Jitendra Barola, Chief Financial Officer of MG Motor India, said, “I believe consumers need mobility with technology. Compared to Suzuki, we are nowhere but focus on different revenue streams. We have created a platform not only to sell the car, but also to be with the customer day in and day out. »

India’s road to zero carbon

Expert panelists at the event said that although electric vehicles (EVs) are technologically strong, in the future all forms of energy must co-exist to achieve the goal of decarbonization in the country.

Speaking about the two-wheeler industry, Hero MotoCorp’s Gupta said most of the electrification in the next decade will be in the scooter segment, as motorcycles require a lot more battery capacity, more power , more autonomy and it will not be affordable.

“ICE and electric vehicles will co-exist for quite a long time. Motorcycles, which currently occupy 70% of the industry in India, will migrate to electric vehicles over the next decade. And the first decade will be more dedicated to scooters, which currently occupy 30% of the industry,” he said.

The country’s largest two-wheeler maker unveiled a new brand identity called “Vida” for electric vehicles last week. Its first electric vehicle is expected to be introduced on July 1 this year.

Representing the passenger vehicle (PV) industry, Bharti of Maruti Suzuki noted that decarbonization is a broader perspective and in itself includes several technologies that are not the end, but means to the end. “Electrification is a family of technologies including hydrogen cars, plug-in hybrids, powerful hybrids. But there is also natural gas and the latest technologies, biofuels,” he said.

As an industry, we need to develop uniquely Indian solutions, and we also need to be aware that in the process, this will increase the price of vehicles. We need to look at how we can capture the bulk of fleet emissions and reduce CO2 to a bare minimum and in some way look at emissions per car and what percentage of the portfolio we can cover, Bharti suggested.

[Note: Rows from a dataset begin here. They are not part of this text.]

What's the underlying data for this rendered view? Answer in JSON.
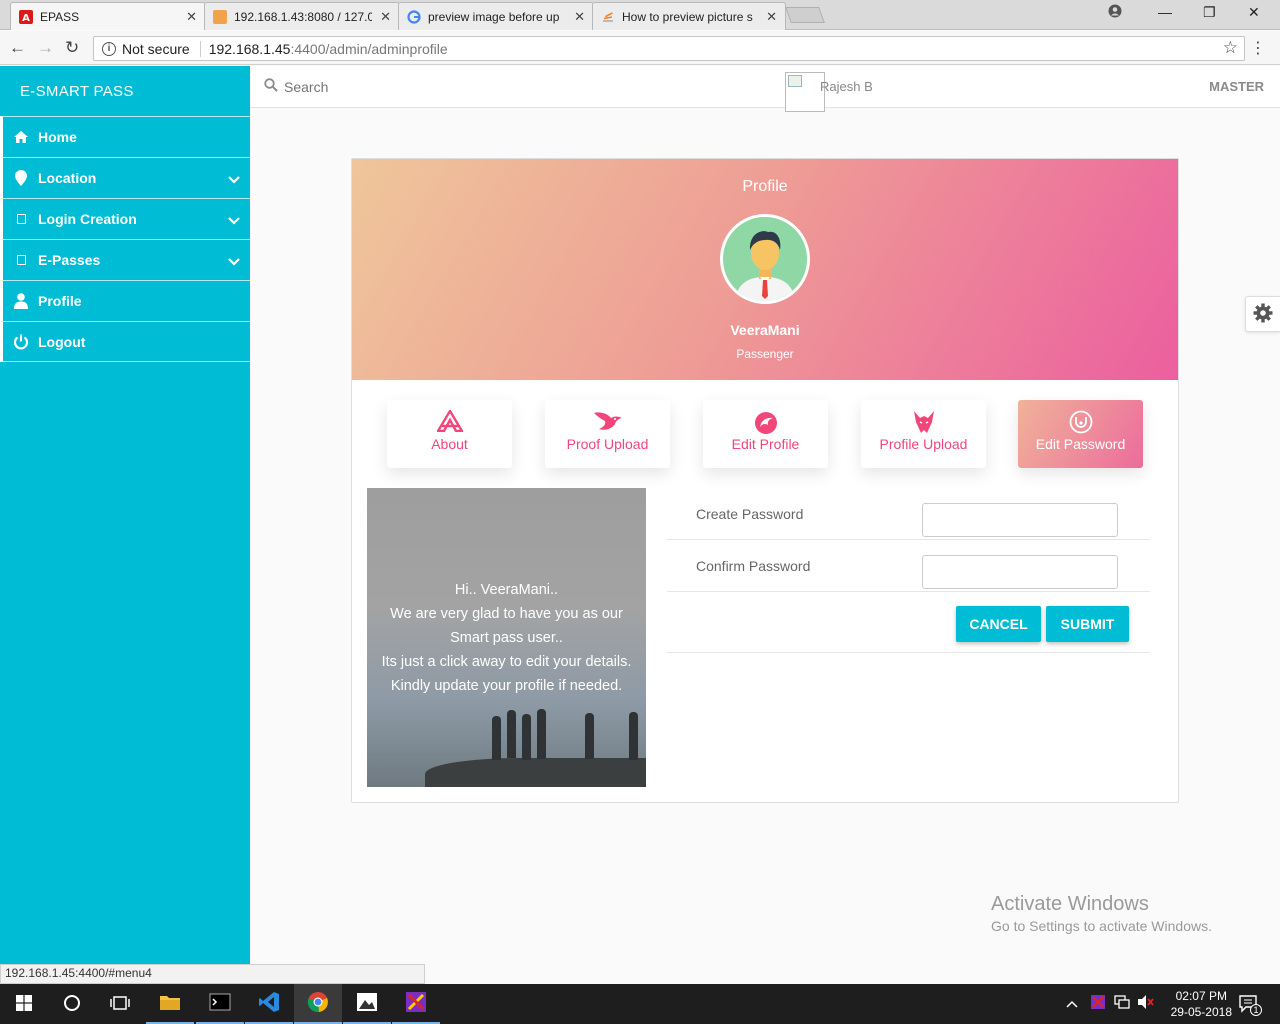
{
  "browser": {
    "tabs": [
      {
        "title": "EPASS",
        "icon": "angular-icon",
        "active": true
      },
      {
        "title": "192.168.1.43:8080 / 127.0",
        "icon": "phpmyadmin-icon",
        "active": false
      },
      {
        "title": "preview image before up",
        "icon": "google-icon",
        "active": false
      },
      {
        "title": "How to preview picture s",
        "icon": "stackoverflow-icon",
        "active": false
      }
    ],
    "security_label": "Not secure",
    "url_host": "192.168.1.45",
    "url_path": ":4400/admin/adminprofile",
    "status_url": "192.168.1.45:4400/#menu4"
  },
  "sidebar": {
    "brand": "E-SMART PASS",
    "items": [
      {
        "label": "Home",
        "icon": "home-icon"
      },
      {
        "label": "Location",
        "icon": "location-pin-icon"
      },
      {
        "label": "Login Creation",
        "icon": "square-icon"
      },
      {
        "label": "E-Passes",
        "icon": "square-icon"
      },
      {
        "label": "Profile",
        "icon": "user-icon"
      },
      {
        "label": "Logout",
        "icon": "power-icon"
      }
    ]
  },
  "topbar": {
    "search_placeholder": "Search",
    "user_name": "Rajesh B",
    "role_label": "MASTER"
  },
  "profile": {
    "title": "Profile",
    "name": "VeeraMani",
    "role": "Passenger",
    "tabs": [
      {
        "label": "About",
        "icon": "about-icon"
      },
      {
        "label": "Proof Upload",
        "icon": "bird-icon"
      },
      {
        "label": "Edit Profile",
        "icon": "phoenix-icon"
      },
      {
        "label": "Profile Upload",
        "icon": "wolf-icon"
      },
      {
        "label": "Edit Password",
        "icon": "lock-circle-icon",
        "active": true
      }
    ],
    "hero_lines": [
      "Hi.. VeeraMani..",
      "We are very glad to have you as our",
      "Smart pass user..",
      "Its just a click away to edit your details.",
      "Kindly update your profile if needed."
    ],
    "form": {
      "create_label": "Create Password",
      "confirm_label": "Confirm Password",
      "create_value": "",
      "confirm_value": "",
      "cancel_label": "CANCEL",
      "submit_label": "SUBMIT"
    }
  },
  "watermark": {
    "line1": "Activate Windows",
    "line2": "Go to Settings to activate Windows."
  },
  "taskbar": {
    "time": "02:07 PM",
    "date": "29-05-2018",
    "notification_count": "1"
  },
  "colors": {
    "accent": "#00bcd4",
    "pink": "#f2457a",
    "gradient_start": "#efc69b",
    "gradient_end": "#ec5f9f"
  }
}
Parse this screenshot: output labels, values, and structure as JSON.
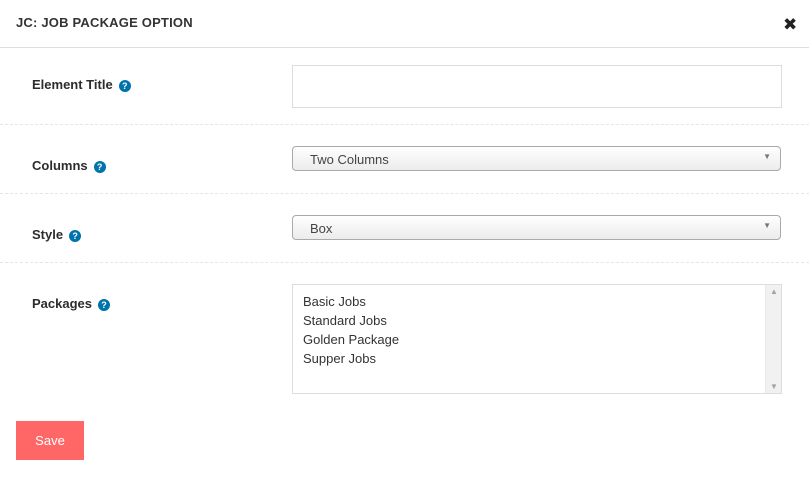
{
  "dialog": {
    "title": "JC: JOB PACKAGE OPTION",
    "close_icon": "close-icon"
  },
  "fields": {
    "element_title": {
      "label": "Element Title",
      "value": "",
      "help_icon": "help-icon"
    },
    "columns": {
      "label": "Columns",
      "value": "Two Columns",
      "help_icon": "help-icon"
    },
    "style": {
      "label": "Style",
      "value": "Box",
      "help_icon": "help-icon"
    },
    "packages": {
      "label": "Packages",
      "help_icon": "help-icon",
      "options": [
        "Basic Jobs",
        "Standard Jobs",
        "Golden Package",
        "Supper Jobs"
      ]
    }
  },
  "actions": {
    "save_label": "Save"
  },
  "colors": {
    "save_button": "#ff6666",
    "help_icon": "#0073aa"
  }
}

Although there has been a major investment in the EV industry over the past year, funding for Indian EV technology startups was very high in 2021, reaching nearly INR 3,307 crore despite pandemic concerns.

Commenting on the same, Gupta said, “It is always true that cash burn only lasts for a few years and gives rise to cash gains at some point. It is now a phase of huge investments and many players arriving. But survival will be for those who get the right client and long-term game. Multiplication and fragmentation will eventually lead to consolidation.

The event was part of the Thought Leadership Series organized by C2FO in association with ETAuto. Industry stalwarts gathered to brainstorm ideas and share insights on the changing landscape in the automotive sector, readiness for business transformation, the need for innovation and the future leaf of the Indian automobile industry.

Read also :

Sales of passenger vehicles decreased by 6.5% to 262,984 units in February 2022, compared to 281,380 units in the corresponding month of 2021. Sales of passenger cars amounted to 133,572 units, vehicles vans at 120,122 units and vans at 9,290 units in February this year.

Luxury brands are aggressively targeting the country’s wealthiest. Tesla is negotiating tax breaks to boost sales in India, while Mercedes-Benz is rolling out a locally assembled EQS, the electric version of its flagship S-Class sedan, this year. BMW also plans to launch several plug-in models.

More electric vehicles on the road, the availability of newer models and an increase in the number of charging stations should encourage buyers to switch to electric vehicles.

Comments are closed.